The last ice age endured for about 100,000 yrs. Some 18,000 yrs ago, mammoths, sabre-toothed tiger and woolly rhino (preyed on by prehistoric man) roamed our land. Thick ice sheets lay to the North, whilst to the South was tundra - much like that now seen in Northern Siberia. Then 10,000 years later, the ice sheets started to melt and the tundra receded; sea levels rose and low lying areas were flooded. The North Sea and English Channel formed, cutting us off from mainland Europe. This was a gradual process (in our terms) and as Europe warmed, trees migrated northwards - some reaching the UK before we were cut off from the rest of Europe. Most plant colonisation was by seed and spores, animals followed bringing with them other taxa.
We, as a group of islands, had a depleted stock of trees, probably harbouring fewer pathogens or diseases to which the trees had resistance. Forests formed, their make up or species composition changed with changing climate. We cleared most of the forests, probably some 4,000 years ago. By contrast, mainland Europe had a much wider assemblage, different pathogens and a tree stock resistant to some.
Will we ever learn?
Since then, we have introduced many useful trees species for timber production and ornament, mostly grown from seed and propagated here so these come without disease. As Britain has a natural barrier to pathogens from mainland Europe, our indigenous trees have grown without them; they may not have natural immunity. Our sylvan history is littered with pathogens we have imported plants and plant material (including timber) from all corners of the world. Dutch elm disease was introduced on logs imported from Canada – one forester told me the logs still underbark at dockside were ‘heaving’ with insects! Phytophthora ramorum came to us through imports - probably from Asia.
The key issue is not how to deal with ash dieback but should we just stop mass imports of nursery stock and other plant material? We are quite capable of growing ash in our nurseries. If we want better stock then we can import the seed and raise seedlings here with little risk. Sending British local provenance seed to Holland or Hungary and then importing the transplants makes no sense at all. Do foresters realise where their plants have come from? Of course it may be a natural process, and all we are doing is speeding it up by regular imports of diseased stock! In the creation of new plantations and forests in recent times, we have imported hundreds of thousands of young trees.
The Horticultural Trades Assoc (nursery stock trade body) could see the problem coming and have been lobbying a deaf DEFRA. The Secretary of State assures us they have acted quickly and with urgency – hmm!
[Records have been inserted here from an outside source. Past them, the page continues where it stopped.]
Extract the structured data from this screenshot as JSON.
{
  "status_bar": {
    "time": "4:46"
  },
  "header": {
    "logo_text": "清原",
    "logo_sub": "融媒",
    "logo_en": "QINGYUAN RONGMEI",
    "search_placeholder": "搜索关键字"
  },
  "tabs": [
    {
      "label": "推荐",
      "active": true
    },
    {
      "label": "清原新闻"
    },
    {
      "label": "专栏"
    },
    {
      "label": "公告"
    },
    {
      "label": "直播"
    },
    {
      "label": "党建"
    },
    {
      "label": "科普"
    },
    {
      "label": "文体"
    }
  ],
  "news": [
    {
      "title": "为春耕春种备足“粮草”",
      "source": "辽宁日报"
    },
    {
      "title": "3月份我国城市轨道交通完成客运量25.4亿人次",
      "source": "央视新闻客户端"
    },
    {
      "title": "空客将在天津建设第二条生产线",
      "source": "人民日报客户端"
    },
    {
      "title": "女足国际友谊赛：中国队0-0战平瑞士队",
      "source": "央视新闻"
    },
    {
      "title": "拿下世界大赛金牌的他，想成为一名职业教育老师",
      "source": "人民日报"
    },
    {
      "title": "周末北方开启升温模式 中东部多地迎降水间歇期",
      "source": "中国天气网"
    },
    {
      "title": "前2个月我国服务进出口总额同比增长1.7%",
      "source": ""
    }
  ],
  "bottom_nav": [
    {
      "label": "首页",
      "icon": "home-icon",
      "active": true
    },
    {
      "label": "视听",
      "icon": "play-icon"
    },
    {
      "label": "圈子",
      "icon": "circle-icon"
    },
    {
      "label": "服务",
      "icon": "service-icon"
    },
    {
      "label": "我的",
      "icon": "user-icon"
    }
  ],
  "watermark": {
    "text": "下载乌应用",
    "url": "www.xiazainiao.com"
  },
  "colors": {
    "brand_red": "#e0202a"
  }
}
Is the Council of Europe any better prepared or following a coherent strategy?
I rather disagree with Peter Marren’s view, Independent 2nd Nov, see : http://www.independent.co.uk/voices/comment/its-not-neglect-its-our-love-of-planting-trees-that-has-caused-this-disaster-8278106.html . Tree planting isn’t new for foresters, it’s a continuous process. Yes, there has been some new planting by landowners and farmers, but our problem is import related rather than our love of trees. Trees and forests form the natural vegetation in the UK, perhaps our problem is there are just too few trees to absorb the waves of disease?
Patrick Barkham’s analysis in the Guardian 30th Oct, see : http://www.guardian.co.uk/environment/2012/oct/30/ash-tree-crisis-dieback-disease?INTCMP=SRCH describes our problem in his essay “The ash tree crisis: a disaster in the making”
I wonder if the Bishop of Liverpool and his panel of experts are feeling a little embarrassed now, the sale of some of the Forestry Commission woodlands is such a minor issue in comparison. Certainly the Forestry Commission (and Government) will need all its funds to contend with ash dieback and there will be no money for the Bishop’s wish list. As for the coalition government, if they want to do something for human health then ban ‘trans fats’ (there’s much talk of human health in the report).
What to Do? Pre-empt, Plant, Persevere, Keep Calm and Carry on.
Ash dieback is more than likely here and will spread. There’s probably little we can do now to stop it. Get planting, plan for the worst case scenario, for ornamentals get another species in nearby, if the ash succumbs your trees will be large enough to show. In woodlands start thinning any ash, restock with another species. Think continuous cover, underplant for the future and not clearfell.